[Interface dataset entries]
---

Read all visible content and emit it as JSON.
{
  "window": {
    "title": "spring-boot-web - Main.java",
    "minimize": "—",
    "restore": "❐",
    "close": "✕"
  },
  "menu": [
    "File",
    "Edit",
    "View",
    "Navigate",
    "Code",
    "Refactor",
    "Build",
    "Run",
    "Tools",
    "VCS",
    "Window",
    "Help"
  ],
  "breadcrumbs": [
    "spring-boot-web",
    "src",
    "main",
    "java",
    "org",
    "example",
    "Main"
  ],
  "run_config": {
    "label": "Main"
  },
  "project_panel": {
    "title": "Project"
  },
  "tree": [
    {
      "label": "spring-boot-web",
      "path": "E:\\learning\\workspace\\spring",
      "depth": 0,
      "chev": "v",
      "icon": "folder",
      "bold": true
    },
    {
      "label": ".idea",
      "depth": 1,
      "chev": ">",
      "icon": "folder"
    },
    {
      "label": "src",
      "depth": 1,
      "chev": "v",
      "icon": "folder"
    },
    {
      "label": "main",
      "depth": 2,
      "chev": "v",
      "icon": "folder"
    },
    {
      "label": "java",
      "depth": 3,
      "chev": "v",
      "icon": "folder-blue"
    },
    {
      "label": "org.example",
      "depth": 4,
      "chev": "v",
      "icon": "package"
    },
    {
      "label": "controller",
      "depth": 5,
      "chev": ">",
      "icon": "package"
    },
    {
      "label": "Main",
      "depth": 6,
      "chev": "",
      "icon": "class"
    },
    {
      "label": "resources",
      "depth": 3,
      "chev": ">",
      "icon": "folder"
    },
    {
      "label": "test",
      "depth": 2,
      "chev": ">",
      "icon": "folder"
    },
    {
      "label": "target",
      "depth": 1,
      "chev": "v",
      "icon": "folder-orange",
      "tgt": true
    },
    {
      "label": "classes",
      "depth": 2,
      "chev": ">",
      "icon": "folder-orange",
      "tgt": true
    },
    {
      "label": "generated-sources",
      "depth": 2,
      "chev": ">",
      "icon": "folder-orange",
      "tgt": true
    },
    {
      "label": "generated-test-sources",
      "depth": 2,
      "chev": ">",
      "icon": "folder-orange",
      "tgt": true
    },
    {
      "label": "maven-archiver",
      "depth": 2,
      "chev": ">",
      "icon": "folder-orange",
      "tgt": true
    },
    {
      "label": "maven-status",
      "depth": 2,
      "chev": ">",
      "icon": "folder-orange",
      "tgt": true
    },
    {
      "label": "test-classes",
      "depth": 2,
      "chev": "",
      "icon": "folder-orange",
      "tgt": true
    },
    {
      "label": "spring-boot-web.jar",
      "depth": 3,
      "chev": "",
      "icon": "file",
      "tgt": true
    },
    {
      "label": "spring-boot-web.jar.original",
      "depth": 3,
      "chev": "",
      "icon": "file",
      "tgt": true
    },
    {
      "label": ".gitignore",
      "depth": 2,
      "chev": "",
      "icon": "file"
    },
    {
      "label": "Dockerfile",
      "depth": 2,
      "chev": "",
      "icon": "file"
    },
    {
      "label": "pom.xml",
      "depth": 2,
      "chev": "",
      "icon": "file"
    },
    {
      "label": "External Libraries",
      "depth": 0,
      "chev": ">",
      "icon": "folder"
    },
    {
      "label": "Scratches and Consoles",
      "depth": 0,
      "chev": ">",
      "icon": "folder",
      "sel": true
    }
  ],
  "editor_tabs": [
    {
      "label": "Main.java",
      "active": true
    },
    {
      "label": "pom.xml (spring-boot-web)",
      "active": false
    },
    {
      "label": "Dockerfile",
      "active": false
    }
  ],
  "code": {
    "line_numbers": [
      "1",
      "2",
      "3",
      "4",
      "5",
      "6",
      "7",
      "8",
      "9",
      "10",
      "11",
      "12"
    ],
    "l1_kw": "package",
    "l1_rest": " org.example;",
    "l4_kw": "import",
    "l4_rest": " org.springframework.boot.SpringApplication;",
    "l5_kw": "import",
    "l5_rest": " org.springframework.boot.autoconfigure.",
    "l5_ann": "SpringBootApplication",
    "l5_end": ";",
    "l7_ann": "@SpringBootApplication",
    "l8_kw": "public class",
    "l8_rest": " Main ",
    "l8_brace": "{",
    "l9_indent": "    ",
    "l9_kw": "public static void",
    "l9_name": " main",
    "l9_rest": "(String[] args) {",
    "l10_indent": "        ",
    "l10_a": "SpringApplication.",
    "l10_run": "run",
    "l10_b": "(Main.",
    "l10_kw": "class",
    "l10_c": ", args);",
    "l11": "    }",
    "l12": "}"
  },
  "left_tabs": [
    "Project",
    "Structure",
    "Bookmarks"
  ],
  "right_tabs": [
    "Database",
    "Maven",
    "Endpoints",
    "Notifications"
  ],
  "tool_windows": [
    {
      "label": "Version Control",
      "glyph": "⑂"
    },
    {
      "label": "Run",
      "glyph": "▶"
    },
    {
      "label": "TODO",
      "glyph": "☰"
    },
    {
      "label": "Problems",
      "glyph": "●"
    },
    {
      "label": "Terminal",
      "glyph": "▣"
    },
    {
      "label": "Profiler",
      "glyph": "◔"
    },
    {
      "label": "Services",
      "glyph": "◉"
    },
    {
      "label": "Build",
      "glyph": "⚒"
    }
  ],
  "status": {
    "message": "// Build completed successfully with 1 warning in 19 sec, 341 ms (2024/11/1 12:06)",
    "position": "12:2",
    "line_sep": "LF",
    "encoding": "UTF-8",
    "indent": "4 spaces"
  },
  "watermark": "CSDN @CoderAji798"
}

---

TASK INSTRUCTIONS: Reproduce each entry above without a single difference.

ANSWER:
Read all visible content and emit it as JSON.
{
  "window": {
    "title": "spring-boot-web - Main.java",
    "minimize": "—",
    "restore": "❐",
    "close": "✕"
  },
  "menu": [
    "File",
    "Edit",
    "View",
    "Navigate",
    "Code",
    "Refactor",
    "Build",
    "Run",
    "Tools",
    "VCS",
    "Window",
    "Help"
  ],
  "breadcrumbs": [
    "spring-boot-web",
    "src",
    "main",
    "java",
    "org",
    "example",
    "Main"
  ],
  "run_config": {
    "label": "Main"
  },
  "project_panel": {
    "title": "Project"
  },
  "tree": [
    {
      "label": "spring-boot-web",
      "path": "E:\\learning\\workspace\\spring",
      "depth": 0,
      "chev": "v",
      "icon": "folder",
      "bold": true
    },
    {
      "label": ".idea",
      "depth": 1,
      "chev": ">",
      "icon": "folder"
    },
    {
      "label": "src",
      "depth": 1,
      "chev": "v",
      "icon": "folder"
    },
    {
      "label": "main",
      "depth": 2,
      "chev": "v",
      "icon": "folder"
    },
    {
      "label": "java",
      "depth": 3,
      "chev": "v",
      "icon": "folder-blue"
    },
    {
      "label": "org.example",
      "depth": 4,
      "chev": "v",
      "icon": "package"
    },
    {
      "label": "controller",
      "depth": 5,
      "chev": ">",
      "icon": "package"
    },
    {
      "label": "Main",
      "depth": 6,
      "chev": "",
      "icon": "class"
    },
    {
      "label": "resources",
      "depth": 3,
      "chev": ">",
      "icon": "folder"
    },
    {
      "label": "test",
      "depth": 2,
      "chev": ">",
      "icon": "folder"
    },
    {
      "label": "target",
      "depth": 1,
      "chev": "v",
      "icon": "folder-orange",
      "tgt": true
    },
    {
      "label": "classes",
      "depth": 2,
      "chev": ">",
      "icon": "folder-orange",
      "tgt": true
    },
    {
      "label": "generated-sources",
      "depth": 2,
      "chev": ">",
      "icon": "folder-orange",
      "tgt": true
    },
    {
      "label": "generated-test-sources",
      "depth": 2,
      "chev": ">",
      "icon": "folder-orange",
      "tgt": true
    },
    {
      "label": "maven-archiver",
      "depth": 2,
      "chev": ">",
      "icon": "folder-orange",
      "tgt": true
    },
    {
      "label": "maven-status",
      "depth": 2,
      "chev": ">",
      "icon": "folder-orange",
      "tgt": true
    },
    {
      "label": "test-classes",
      "depth": 2,
      "chev": "",
      "icon": "folder-orange",
      "tgt": true
    },
    {
      "label": "spring-boot-web.jar",
      "depth": 3,
      "chev": "",
      "icon": "file",
      "tgt": true
    },
    {
      "label": "spring-boot-web.jar.original",
      "depth": 3,
      "chev": "",
      "icon": "file",
      "tgt": true
    },
    {
      "label": ".gitignore",
      "depth": 2,
      "chev": "",
      "icon": "file"
    },
    {
      "label": "Dockerfile",
      "depth": 2,
      "chev": "",
      "icon": "file"
    },
    {
      "label": "pom.xml",
      "depth": 2,
      "chev": "",
      "icon": "file"
    },
    {
      "label": "External Libraries",
      "depth": 0,
      "chev": ">",
      "icon": "folder"
    },
    {
      "label": "Scratches and Consoles",
      "depth": 0,
      "chev": ">",
      "icon": "folder",
      "sel": true
    }
  ],
  "editor_tabs": [
    {
      "label": "Main.java",
      "active": true
    },
    {
      "label": "pom.xml (spring-boot-web)",
      "active": false
    },
    {
      "label": "Dockerfile",
      "active": false
    }
  ],
  "code": {
    "line_numbers": [
      "1",
      "2",
      "3",
      "4",
      "5",
      "6",
      "7",
      "8",
      "9",
      "10",
      "11",
      "12"
    ],
    "l1_kw": "package",
    "l1_rest": " org.example;",
    "l4_kw": "import",
    "l4_rest": " org.springframework.boot.SpringApplication;",
    "l5_kw": "import",
    "l5_rest": " org.springframework.boot.autoconfigure.",
    "l5_ann": "SpringBootApplication",
    "l5_end": ";",
    "l7_ann": "@SpringBootApplication",
    "l8_kw": "public class",
    "l8_rest": " Main ",
    "l8_brace": "{",
    "l9_indent": "    ",
    "l9_kw": "public static void",
    "l9_name": " main",
    "l9_rest": "(String[] args) {",
    "l10_indent": "        ",
    "l10_a": "SpringApplication.",
    "l10_run": "run",
    "l10_b": "(Main.",
    "l10_kw": "class",
    "l10_c": ", args);",
    "l11": "    }",
    "l12": "}"
  },
  "left_tabs": [
    "Project",
    "Structure",
    "Bookmarks"
  ],
  "right_tabs": [
    "Database",
    "Maven",
    "Endpoints",
    "Notifications"
  ],
  "tool_windows": [
    {
      "label": "Version Control",
      "glyph": "⑂"
    },
    {
      "label": "Run",
      "glyph": "▶"
    },
    {
      "label": "TODO",
      "glyph": "☰"
    },
    {
      "label": "Problems",
      "glyph": "●"
    },
    {
      "label": "Terminal",
      "glyph": "▣"
    },
    {
      "label": "Profiler",
      "glyph": "◔"
    },
    {
      "label": "Services",
      "glyph": "◉"
    },
    {
      "label": "Build",
      "glyph": "⚒"
    }
  ],
  "status": {
    "message": "// Build completed successfully with 1 warning in 19 sec, 341 ms (2024/11/1 12:06)",
    "position": "12:2",
    "line_sep": "LF",
    "encoding": "UTF-8",
    "indent": "4 spaces"
  },
  "watermark": "CSDN @CoderAji798"
}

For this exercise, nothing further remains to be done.